On the road leading from Castlebar into Ballinrobe, County Mayo can be seen the ruins of the old Roman Catholic chapel. With financial support from the local landlord James Cuffe, first (and last) Lord Tyrawley work began on the cruciform building in 1815, in other words some years before the Emancipation Act of 1829. It is notable for being more ample than were many such Catholic churches of the period, for having a splendid four-storey bell tower at the east end, and for fine limestone wall monuments to its earliest parish priests on either side of the crossing. However within decades the building appears to have been deemed insufficient to local needs since a successor was begun closer to the centre of the town in 1849. Before the end of the 19th century the old chapel was unroofed and today its shell languishes on a patch of ground surrounded by housing estates.

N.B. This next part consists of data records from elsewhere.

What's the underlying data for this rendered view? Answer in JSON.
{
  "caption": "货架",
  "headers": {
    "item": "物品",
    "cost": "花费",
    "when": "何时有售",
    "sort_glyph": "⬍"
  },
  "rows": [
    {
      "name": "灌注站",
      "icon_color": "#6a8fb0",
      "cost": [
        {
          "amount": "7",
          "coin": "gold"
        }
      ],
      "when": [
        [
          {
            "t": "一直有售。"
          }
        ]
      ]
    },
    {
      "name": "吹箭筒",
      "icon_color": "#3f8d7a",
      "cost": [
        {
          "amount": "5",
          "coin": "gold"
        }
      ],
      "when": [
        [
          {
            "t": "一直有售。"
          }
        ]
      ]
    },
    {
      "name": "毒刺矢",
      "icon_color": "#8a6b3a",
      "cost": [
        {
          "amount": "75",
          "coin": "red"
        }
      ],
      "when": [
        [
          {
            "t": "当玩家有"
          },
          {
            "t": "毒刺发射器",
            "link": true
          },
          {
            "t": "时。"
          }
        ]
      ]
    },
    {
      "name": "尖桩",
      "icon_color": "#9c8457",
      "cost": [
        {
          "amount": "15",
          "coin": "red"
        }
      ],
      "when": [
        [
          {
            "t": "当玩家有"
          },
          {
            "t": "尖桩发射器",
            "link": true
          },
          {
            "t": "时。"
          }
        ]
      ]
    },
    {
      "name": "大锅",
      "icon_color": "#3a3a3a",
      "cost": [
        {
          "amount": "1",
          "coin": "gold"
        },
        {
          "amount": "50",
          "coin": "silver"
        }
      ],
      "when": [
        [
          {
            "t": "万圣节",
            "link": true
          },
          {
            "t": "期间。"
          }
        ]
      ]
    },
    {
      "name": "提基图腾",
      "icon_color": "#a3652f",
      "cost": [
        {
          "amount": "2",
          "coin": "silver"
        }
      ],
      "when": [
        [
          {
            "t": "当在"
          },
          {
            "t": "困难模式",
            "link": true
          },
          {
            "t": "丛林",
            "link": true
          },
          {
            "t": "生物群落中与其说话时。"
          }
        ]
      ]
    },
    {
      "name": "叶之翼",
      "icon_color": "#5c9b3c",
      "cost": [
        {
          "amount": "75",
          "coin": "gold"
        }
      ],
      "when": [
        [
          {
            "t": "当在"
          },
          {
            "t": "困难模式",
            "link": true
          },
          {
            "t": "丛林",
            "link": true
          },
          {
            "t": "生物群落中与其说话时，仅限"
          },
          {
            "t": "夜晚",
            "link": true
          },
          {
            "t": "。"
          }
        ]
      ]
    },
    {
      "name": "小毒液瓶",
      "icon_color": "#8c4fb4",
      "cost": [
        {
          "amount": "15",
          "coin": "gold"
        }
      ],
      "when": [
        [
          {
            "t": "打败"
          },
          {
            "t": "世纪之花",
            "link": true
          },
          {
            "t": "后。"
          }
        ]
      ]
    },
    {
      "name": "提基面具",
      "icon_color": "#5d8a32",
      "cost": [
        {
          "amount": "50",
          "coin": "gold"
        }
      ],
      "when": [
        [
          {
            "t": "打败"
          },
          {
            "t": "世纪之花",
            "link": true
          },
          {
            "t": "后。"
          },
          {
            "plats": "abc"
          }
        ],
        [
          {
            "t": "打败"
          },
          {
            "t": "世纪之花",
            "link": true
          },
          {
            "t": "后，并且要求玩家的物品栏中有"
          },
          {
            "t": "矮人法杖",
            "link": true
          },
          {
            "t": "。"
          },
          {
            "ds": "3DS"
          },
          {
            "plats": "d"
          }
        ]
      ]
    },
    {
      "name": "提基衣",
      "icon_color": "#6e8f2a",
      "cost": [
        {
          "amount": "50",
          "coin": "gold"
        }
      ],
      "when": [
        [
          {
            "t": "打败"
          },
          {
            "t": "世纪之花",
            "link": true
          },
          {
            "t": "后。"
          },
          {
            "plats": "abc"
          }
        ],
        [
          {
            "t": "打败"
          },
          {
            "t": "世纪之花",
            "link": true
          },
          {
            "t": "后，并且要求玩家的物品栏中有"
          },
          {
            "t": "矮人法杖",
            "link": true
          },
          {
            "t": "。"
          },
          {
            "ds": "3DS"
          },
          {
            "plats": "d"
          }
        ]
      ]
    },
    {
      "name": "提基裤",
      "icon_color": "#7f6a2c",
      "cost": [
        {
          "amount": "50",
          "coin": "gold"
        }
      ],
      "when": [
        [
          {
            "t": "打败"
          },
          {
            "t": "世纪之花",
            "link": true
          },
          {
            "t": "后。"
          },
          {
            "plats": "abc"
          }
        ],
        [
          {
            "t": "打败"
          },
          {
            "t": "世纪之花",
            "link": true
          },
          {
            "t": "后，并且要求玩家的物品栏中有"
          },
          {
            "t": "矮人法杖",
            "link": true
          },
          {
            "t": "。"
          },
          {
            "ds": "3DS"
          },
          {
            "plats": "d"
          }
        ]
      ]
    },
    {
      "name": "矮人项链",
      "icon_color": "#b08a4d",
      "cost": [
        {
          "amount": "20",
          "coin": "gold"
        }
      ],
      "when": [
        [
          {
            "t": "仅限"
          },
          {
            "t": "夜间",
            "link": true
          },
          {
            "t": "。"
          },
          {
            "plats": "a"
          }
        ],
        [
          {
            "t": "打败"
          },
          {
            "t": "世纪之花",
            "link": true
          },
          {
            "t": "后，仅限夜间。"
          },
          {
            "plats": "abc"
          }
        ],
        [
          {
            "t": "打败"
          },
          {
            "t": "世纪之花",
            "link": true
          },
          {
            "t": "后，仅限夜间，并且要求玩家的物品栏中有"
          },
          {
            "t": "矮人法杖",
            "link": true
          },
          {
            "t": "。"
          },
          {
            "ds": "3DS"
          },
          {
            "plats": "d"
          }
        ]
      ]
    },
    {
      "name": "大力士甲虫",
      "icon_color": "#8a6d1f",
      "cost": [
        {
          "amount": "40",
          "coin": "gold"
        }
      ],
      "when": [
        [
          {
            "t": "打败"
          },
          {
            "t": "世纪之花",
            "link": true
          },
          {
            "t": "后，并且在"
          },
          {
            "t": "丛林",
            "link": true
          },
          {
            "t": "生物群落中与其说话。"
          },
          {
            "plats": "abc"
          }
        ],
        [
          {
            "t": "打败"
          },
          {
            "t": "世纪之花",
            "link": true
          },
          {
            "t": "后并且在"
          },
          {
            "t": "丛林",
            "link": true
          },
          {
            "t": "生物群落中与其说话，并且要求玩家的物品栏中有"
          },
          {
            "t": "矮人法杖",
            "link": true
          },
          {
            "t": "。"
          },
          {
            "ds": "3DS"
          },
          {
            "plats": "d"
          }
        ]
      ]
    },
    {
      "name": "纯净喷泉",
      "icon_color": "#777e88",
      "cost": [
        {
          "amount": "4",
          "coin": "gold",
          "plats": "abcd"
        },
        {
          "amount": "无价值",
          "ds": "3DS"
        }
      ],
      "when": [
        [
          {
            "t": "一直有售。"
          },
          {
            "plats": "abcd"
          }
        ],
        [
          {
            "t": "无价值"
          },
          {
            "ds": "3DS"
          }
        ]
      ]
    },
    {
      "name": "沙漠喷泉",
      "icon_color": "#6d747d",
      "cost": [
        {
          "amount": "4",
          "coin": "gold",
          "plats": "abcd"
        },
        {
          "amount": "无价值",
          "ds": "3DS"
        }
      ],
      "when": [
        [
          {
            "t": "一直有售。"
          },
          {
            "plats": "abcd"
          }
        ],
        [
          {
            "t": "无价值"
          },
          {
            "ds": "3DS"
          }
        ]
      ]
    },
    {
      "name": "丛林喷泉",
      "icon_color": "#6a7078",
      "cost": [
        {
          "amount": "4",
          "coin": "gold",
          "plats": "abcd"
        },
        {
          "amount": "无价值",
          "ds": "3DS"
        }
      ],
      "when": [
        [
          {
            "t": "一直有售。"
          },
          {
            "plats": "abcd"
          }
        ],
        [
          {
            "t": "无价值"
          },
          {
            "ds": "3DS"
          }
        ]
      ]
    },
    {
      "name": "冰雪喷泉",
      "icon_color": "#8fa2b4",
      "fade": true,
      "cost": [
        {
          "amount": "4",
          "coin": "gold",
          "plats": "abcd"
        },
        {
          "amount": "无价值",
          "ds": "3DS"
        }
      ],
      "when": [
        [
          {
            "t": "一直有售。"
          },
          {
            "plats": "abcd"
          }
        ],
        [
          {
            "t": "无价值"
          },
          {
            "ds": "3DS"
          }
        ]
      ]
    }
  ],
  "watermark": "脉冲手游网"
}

On the gates of Cranmore House in Ballinrobe, County Mayo hangs a planning application notice which proposes the construction here of a three-storey retail and residential block, a second three-storey block to be used as an old persons’ home, seven houses, a terrace featuring that strange new form of accommodation, the ‘townhouse’ and, adjacent to the existing structure, a new 46-bedroom hotel with the inevitable function rooms, bars, gym and swimming pool. Cranmore House was built in 1838 by Alexander Clendenning Lambert, agent for the Knox family to whom the property subsequently reverted. They remained in occupation until the 1920s after which the house passed through a couple of hands before being unroofed in the 1950s, in which condition it remains to the present. The predominantly greenfield nature of site makes it attractive to developers, although the proposal seems both unfortunate and unnecessary when so much of Ballinrobe immediately outside the gates could do with refurbishment, including many existing ‘townhouses.’
The ubiquity of older buildings in Irish towns and villages suffering from insufficient maintenance. Here two fine houses, both probably early 19th century, in Greyabbey, County Down. Above is 88-90 Main Street, below 2 Church Street, the latter closing the long vista down Main Street and therefore sited at a critical point in the village. Both excellent properties that once held commercial premises, both now looking as though facing an uncertain future.